__Exercise goal__
Where a line in the entries below contains the word "files", it counts; give the total by itself.

** Provided information follows **

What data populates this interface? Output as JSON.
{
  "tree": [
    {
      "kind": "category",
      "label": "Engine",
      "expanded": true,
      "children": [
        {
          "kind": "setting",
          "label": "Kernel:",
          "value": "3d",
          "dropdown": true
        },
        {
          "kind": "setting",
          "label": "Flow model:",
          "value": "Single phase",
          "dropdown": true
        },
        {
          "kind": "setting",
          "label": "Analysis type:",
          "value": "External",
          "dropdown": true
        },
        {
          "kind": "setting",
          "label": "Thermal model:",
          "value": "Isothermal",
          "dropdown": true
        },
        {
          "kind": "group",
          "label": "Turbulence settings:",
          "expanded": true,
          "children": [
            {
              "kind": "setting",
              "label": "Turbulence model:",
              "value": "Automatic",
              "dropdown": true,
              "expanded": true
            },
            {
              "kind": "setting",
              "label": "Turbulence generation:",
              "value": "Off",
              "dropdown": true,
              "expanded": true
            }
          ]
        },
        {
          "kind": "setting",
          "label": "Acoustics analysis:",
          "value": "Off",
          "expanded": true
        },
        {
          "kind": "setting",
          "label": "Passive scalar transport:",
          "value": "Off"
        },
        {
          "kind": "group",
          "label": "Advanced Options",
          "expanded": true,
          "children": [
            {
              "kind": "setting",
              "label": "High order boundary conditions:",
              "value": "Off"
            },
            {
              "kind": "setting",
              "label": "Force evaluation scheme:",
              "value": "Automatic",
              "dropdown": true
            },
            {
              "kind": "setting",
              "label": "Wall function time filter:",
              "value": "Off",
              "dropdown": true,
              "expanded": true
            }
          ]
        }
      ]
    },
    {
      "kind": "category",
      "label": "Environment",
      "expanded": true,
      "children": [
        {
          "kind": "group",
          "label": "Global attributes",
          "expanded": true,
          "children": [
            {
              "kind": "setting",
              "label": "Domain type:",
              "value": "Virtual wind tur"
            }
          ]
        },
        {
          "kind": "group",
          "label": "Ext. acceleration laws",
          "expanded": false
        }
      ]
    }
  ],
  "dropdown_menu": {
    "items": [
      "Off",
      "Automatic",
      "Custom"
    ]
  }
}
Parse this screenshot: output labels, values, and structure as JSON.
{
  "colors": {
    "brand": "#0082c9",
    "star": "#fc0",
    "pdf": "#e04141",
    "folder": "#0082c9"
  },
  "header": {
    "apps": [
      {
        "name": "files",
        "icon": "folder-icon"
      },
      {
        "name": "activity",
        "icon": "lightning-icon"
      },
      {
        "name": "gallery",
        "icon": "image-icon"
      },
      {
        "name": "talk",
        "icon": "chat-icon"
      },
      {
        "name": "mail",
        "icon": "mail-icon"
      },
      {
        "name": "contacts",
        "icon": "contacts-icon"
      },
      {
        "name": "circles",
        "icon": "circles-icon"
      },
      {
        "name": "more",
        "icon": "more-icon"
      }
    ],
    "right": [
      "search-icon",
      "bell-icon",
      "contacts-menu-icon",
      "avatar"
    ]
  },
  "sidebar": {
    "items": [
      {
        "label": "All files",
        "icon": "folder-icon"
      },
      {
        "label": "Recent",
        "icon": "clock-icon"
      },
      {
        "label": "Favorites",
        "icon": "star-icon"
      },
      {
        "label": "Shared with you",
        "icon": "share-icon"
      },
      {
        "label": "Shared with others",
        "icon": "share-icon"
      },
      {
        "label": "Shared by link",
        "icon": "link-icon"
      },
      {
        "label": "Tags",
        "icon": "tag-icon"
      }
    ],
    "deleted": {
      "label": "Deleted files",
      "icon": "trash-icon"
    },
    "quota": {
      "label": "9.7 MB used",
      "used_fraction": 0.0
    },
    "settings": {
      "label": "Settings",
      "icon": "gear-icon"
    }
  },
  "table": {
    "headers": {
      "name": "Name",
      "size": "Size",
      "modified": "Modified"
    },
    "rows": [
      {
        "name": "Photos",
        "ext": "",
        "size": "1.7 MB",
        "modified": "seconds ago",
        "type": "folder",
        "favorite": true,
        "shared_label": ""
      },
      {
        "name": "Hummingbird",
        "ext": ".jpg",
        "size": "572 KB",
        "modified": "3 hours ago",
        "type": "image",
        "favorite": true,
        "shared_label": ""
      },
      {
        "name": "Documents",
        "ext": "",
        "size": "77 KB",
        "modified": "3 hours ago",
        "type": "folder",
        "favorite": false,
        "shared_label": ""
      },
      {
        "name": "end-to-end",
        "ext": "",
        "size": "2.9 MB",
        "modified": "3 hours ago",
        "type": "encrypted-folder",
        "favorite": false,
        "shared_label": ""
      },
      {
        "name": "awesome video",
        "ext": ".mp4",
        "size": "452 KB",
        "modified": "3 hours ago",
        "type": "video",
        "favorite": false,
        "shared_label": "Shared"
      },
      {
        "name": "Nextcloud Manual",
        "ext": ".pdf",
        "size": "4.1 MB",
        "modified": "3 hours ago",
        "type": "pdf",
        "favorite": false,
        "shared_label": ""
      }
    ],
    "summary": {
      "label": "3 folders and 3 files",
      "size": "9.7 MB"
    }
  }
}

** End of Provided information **

__Finished task__
4